Violence more prevalent among kids regarding combat veterans
Posted Nov 01 2011 1:12am
A fresh study suggests which when parents are deployed in the military, their children are more than twice as gonna carry a marker, join a team or be needed for fights.
And which includes the daughters.
"This examine raises serious worries about an under-recognized end result of war, " explained Sarah Reed, which led the investigation of military families in Washington state.
Last year, practically 2 million Oughout. S. children had at least one parent serving in the military. Deployment can hurt children in a good number of ways. There's stress even though that parent is actually overseas and in danger, as the remaining parent should shoulder all tasks and family tasks shift. There will also be challenges after used parents' return, especially if they were in physical form or psychologically destroyed.
The effect regarding military deployment on kids is definitely emerging field regarding research. The new study is considered the first of its kind to focus on those affected through deployments to Afghanistan in addition to Iraq. It's unique as it looked in the statewide swath in the population in evaluating the behavior regarding kids in navy families to youngsters in non-military families.
The study, that they are presented Monday in the public health discussion in Washington, N. C., was determined by a 2008 list of questions survey of with regards to 10, 000 students in the 8th, 10th in addition to 12th grades within Washington. That state offers the sixth biggest active duty population in the united kingdom.

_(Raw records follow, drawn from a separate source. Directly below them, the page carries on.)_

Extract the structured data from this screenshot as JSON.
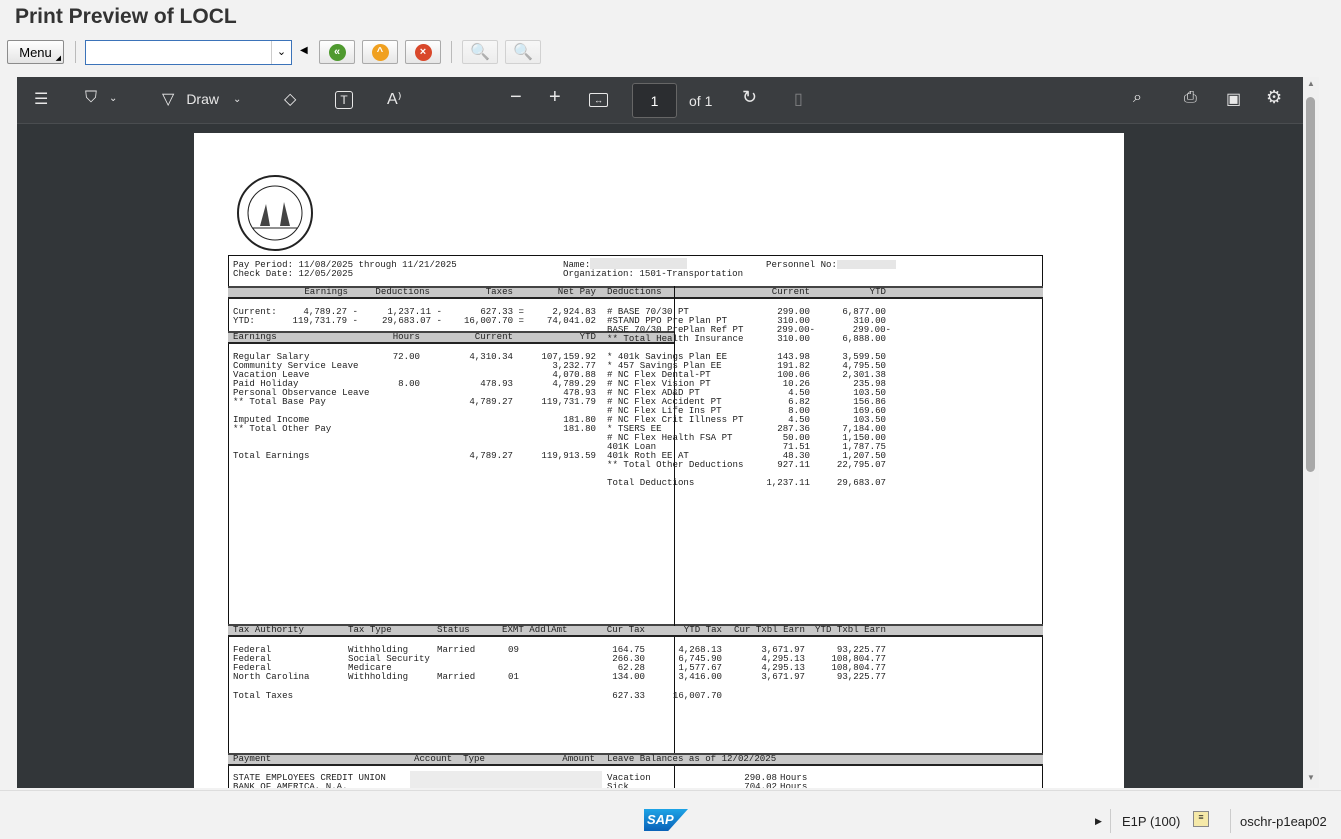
{
  "window": {
    "title": "Print Preview of LOCL"
  },
  "toolbar": {
    "menu_label": "Menu",
    "command_value": ""
  },
  "viewer": {
    "draw_label": "Draw",
    "page_number": "1",
    "page_of": "of 1"
  },
  "doc": {
    "header": {
      "pay_period": "Pay Period: 11/08/2025 through 11/21/2025",
      "check_date": "Check Date: 12/05/2025",
      "name_label": "Name:",
      "organization": "Organization: 1501-Transportation",
      "personnel_label": "Personnel No:"
    },
    "summary_headers": [
      "Earnings",
      "Deductions",
      "Taxes",
      "Net Pay"
    ],
    "summary_rows": [
      [
        "Current:",
        "4,789.27 -",
        "1,237.11 -",
        "627.33 =",
        "2,924.83"
      ],
      [
        "YTD:",
        "119,731.79 -",
        "29,683.07 -",
        "16,007.70 =",
        "74,041.02"
      ]
    ],
    "earnings_headers": [
      "Earnings",
      "Hours",
      "Current",
      "YTD"
    ],
    "earnings_rows": [
      [
        "Regular Salary",
        "72.00",
        "4,310.34",
        "107,159.92"
      ],
      [
        "Community Service Leave",
        "",
        "",
        "3,232.77"
      ],
      [
        "Vacation Leave",
        "",
        "",
        "4,070.88"
      ],
      [
        "Paid Holiday",
        "8.00",
        "478.93",
        "4,789.29"
      ],
      [
        "Personal Observance Leave",
        "",
        "",
        "478.93"
      ],
      [
        "** Total Base Pay",
        "",
        "4,789.27",
        "119,731.79"
      ],
      [
        "",
        "",
        "",
        ""
      ],
      [
        "Imputed Income",
        "",
        "",
        "181.80"
      ],
      [
        "** Total Other Pay",
        "",
        "",
        "181.80"
      ],
      [
        "",
        "",
        "",
        ""
      ],
      [
        "",
        "",
        "",
        ""
      ],
      [
        "Total Earnings",
        "",
        "4,789.27",
        "119,913.59"
      ]
    ],
    "deduction_headers": [
      "Deductions",
      "Current",
      "YTD"
    ],
    "deduction_rows_health": [
      [
        "# BASE 70/30 PT",
        "299.00",
        "6,877.00"
      ],
      [
        "#STAND PPO Pre Plan PT",
        "310.00",
        "310.00"
      ],
      [
        "BASE 70/30 PrePlan Ref PT",
        "299.00-",
        "299.00-"
      ],
      [
        "** Total Health Insurance",
        "310.00",
        "6,888.00"
      ]
    ],
    "deduction_rows_other": [
      [
        "* 401k Savings Plan EE",
        "143.98",
        "3,599.50"
      ],
      [
        "* 457 Savings Plan EE",
        "191.82",
        "4,795.50"
      ],
      [
        "# NC Flex Dental-PT",
        "100.06",
        "2,301.38"
      ],
      [
        "# NC Flex Vision PT",
        "10.26",
        "235.98"
      ],
      [
        "# NC Flex AD&D PT",
        "4.50",
        "103.50"
      ],
      [
        "# NC Flex Accident PT",
        "6.82",
        "156.86"
      ],
      [
        "# NC Flex Life Ins PT",
        "8.00",
        "169.60"
      ],
      [
        "# NC Flex Crit Illness PT",
        "4.50",
        "103.50"
      ],
      [
        "* TSERS EE",
        "287.36",
        "7,184.00"
      ],
      [
        "# NC Flex Health FSA PT",
        "50.00",
        "1,150.00"
      ],
      [
        "401K Loan",
        "71.51",
        "1,787.75"
      ],
      [
        "401k Roth EE AT",
        "48.30",
        "1,207.50"
      ],
      [
        "** Total Other Deductions",
        "927.11",
        "22,795.07"
      ],
      [
        "",
        "",
        ""
      ],
      [
        "Total Deductions",
        "1,237.11",
        "29,683.07"
      ]
    ],
    "tax_headers": [
      "Tax Authority",
      "Tax Type",
      "Status",
      "EXMT AddlAmt",
      "Cur Tax",
      "YTD Tax",
      "Cur Txbl Earn",
      "YTD Txbl Earn"
    ],
    "tax_rows": [
      [
        "Federal",
        "Withholding",
        "Married",
        "09",
        "164.75",
        "4,268.13",
        "3,671.97",
        "93,225.77"
      ],
      [
        "Federal",
        "Social Security",
        "",
        "",
        "266.30",
        "6,745.90",
        "4,295.13",
        "108,804.77"
      ],
      [
        "Federal",
        "Medicare",
        "",
        "",
        "62.28",
        "1,577.67",
        "4,295.13",
        "108,804.77"
      ],
      [
        "North Carolina",
        "Withholding",
        "Married",
        "01",
        "134.00",
        "3,416.00",
        "3,671.97",
        "93,225.77"
      ],
      [
        "",
        "",
        "",
        "",
        "",
        "",
        "",
        ""
      ],
      [
        "Total Taxes",
        "",
        "",
        "",
        "627.33",
        "16,007.70",
        "",
        ""
      ]
    ],
    "payment_headers": [
      "Payment",
      "Account  Type",
      "Amount",
      "Leave Balances as of 12/02/2025"
    ],
    "payment_rows": [
      [
        "STATE EMPLOYEES CREDIT UNION"
      ],
      [
        "BANK OF AMERICA, N.A."
      ]
    ],
    "leave_rows": [
      [
        "Vacation",
        "290.08",
        "Hours"
      ],
      [
        "Sick",
        "704.02",
        "Hours"
      ]
    ]
  },
  "status": {
    "logo": "SAP",
    "system": "E1P (100)",
    "server": "oschr-p1eap02"
  }
}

About 550 regarding surveyed children explained they had any parent deployed into a combat zone in the previous six a long time.
The study tried to are the reason for potential differences within educational background and various issues between military families and also the general population that may skew the final results. timberland boots online
Even after consuming steps to are the reason for such differences, the researchers found that high school-age children of deployed mum and dad were nearly three times more likely compared to civilian girls that they are in a gang or wind up in a fight. They were more than twice as gonna carry a marker to school. There were same increases among boys of deployed families in comparison with civilians.
To be certain, such behavior within boys is more prevalent — the quote of boys from deployed families needed for such violent warning signs was twice as high in the western world girls in used families. For case in point, 14 percent regarding girls from these kinds of military families said they were being in fights, compared to 28 percent regarding boys.
Nevertheless, experts say that findings contradict the traditional view that women under stress present "internalizing" behaviors, like becoming depressed or thinking about suicide, while boys will be the ones who "externalize" through violent behavior
The brand new research may be something of your wake-up call for scientific research who deal by using military families, one particular expert suggested.
"Maybe when we make assumptions with regards to children, we may forget about other ways they are often suffering, " explained Dr. Gregory Gorman, an assistant teacher of pediatrics in the Uniformed Services University in the Health Sciences within Bethesda, Md.
Additional research is necessary to confirm that findings, said Reed, who has since left that University of Washington which is now a social worker with all the Dana-Farber Cancer Institute within Boston. For case in point, the survey found that 10 to 20 percent in the adolescents in used families said they were in gangs. That's surprisingly higher — more like something affecting New York City in the 1950s. Perhaps a larger, more national study would create a lower number.
But it isn't surprising that youngsters in deployed families would seek other kids to support them deal by using stress, said Gregory Leskin, a UCLA psychologist who is director of any military family program in the National Child Disturbing Stress Network.